[What to work on] Extract every line below that contains the word "this".

□ □ □ □ □ □ □

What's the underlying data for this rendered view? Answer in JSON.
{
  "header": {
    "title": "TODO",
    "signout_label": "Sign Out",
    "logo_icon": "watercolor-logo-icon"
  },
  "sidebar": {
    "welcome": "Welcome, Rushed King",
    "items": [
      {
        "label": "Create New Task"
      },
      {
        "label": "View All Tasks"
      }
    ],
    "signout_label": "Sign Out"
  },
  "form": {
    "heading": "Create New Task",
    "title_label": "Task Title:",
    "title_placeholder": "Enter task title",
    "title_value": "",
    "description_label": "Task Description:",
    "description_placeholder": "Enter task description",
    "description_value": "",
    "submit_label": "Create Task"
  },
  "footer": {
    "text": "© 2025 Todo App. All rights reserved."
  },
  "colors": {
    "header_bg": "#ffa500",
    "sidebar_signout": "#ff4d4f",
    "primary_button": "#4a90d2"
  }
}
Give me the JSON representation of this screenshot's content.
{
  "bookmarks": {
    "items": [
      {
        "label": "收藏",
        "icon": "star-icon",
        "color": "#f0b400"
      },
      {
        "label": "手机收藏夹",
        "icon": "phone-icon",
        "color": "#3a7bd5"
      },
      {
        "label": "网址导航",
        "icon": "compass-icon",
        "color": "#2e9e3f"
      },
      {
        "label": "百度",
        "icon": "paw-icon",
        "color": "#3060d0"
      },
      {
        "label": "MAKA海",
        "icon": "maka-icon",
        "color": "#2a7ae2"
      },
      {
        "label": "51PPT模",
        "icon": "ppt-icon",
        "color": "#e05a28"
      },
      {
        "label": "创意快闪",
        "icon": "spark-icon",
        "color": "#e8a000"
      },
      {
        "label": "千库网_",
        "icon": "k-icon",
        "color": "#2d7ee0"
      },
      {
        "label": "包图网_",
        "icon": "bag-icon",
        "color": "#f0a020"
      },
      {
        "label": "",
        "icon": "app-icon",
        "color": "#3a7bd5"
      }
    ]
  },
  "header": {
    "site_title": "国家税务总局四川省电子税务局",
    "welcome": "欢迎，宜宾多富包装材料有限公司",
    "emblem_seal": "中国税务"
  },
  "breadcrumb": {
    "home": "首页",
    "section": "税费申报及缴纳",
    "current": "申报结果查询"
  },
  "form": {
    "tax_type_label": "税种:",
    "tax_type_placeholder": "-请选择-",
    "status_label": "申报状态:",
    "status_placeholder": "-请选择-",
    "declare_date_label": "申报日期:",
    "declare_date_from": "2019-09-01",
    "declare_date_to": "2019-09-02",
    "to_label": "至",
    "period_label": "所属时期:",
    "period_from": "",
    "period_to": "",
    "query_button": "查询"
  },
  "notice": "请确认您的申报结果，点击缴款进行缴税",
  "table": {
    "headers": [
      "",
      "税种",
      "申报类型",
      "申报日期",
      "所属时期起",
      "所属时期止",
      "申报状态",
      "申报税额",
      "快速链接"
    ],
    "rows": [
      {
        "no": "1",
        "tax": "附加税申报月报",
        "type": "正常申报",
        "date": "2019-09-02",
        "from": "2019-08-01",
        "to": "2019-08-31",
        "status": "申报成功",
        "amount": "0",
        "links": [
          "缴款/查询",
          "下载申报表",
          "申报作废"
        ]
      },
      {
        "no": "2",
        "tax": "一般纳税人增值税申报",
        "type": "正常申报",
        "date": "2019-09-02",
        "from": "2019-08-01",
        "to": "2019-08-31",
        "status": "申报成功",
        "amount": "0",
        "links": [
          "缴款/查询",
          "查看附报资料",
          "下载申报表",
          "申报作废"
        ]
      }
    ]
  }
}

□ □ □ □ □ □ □

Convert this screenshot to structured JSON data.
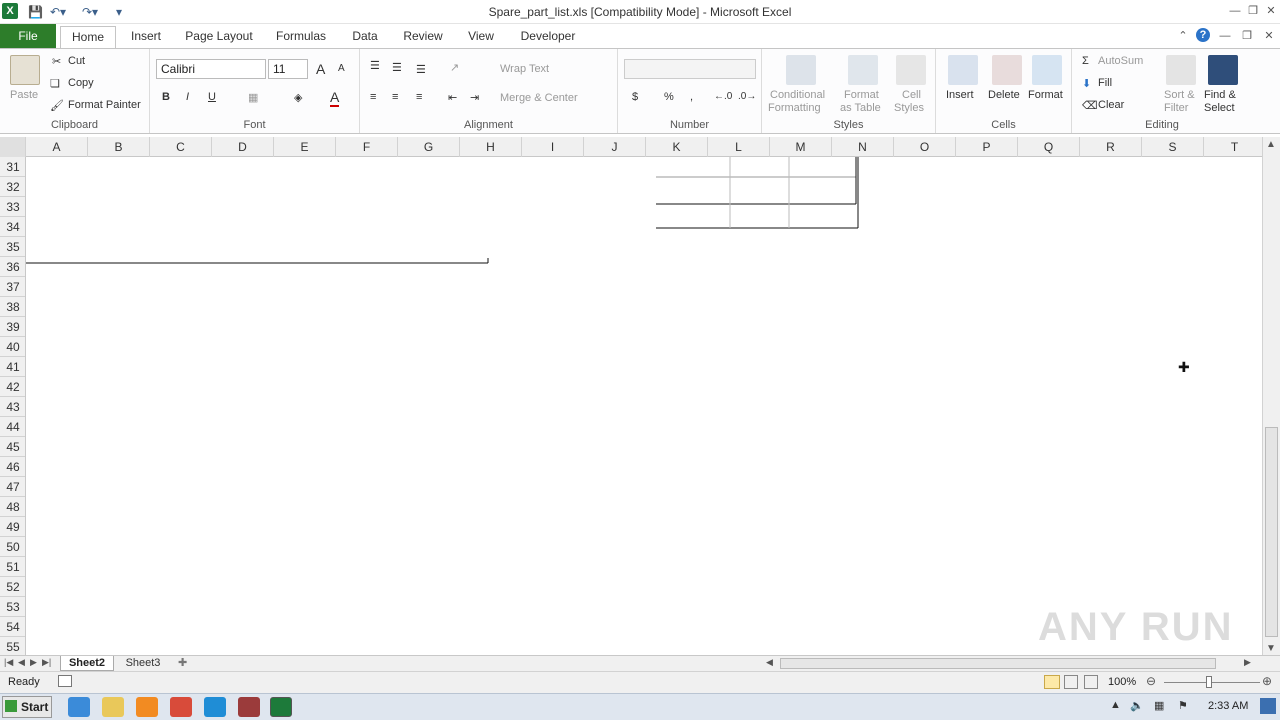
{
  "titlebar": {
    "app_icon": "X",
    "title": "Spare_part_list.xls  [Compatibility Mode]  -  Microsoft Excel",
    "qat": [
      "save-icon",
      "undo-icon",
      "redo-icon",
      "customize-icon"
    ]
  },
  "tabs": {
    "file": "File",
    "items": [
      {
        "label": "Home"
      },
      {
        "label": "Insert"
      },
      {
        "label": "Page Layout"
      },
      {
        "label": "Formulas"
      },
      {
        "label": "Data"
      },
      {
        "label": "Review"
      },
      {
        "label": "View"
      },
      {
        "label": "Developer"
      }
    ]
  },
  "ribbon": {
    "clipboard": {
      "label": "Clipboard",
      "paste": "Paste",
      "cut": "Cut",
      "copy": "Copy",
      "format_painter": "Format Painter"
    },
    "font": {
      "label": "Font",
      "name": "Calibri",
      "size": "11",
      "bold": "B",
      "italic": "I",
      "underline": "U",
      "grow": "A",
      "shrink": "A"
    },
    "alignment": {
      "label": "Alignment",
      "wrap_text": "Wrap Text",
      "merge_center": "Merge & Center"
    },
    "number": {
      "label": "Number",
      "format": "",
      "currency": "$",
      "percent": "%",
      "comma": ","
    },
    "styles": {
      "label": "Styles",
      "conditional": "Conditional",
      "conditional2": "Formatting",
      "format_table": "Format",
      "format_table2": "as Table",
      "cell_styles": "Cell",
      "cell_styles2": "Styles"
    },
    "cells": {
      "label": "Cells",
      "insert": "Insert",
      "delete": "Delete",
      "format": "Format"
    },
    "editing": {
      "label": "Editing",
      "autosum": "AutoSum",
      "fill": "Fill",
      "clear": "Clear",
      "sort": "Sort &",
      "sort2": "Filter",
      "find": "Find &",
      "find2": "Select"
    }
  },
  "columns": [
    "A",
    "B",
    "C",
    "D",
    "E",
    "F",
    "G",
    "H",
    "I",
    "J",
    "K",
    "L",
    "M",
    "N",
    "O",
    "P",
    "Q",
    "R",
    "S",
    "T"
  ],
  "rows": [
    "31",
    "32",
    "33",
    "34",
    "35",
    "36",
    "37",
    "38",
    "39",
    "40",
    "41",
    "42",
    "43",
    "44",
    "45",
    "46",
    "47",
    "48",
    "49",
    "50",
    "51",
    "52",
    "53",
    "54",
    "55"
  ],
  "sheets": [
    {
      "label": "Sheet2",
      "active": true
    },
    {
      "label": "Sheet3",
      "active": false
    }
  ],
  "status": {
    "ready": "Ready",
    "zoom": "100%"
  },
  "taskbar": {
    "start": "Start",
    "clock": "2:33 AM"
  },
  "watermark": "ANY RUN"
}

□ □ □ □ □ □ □

[Answer section]
What's the underlying data for this rendered view? Answer in JSON.
Give me the JSON representation of this screenshot's content.
Convert this screenshot to structured JSON data.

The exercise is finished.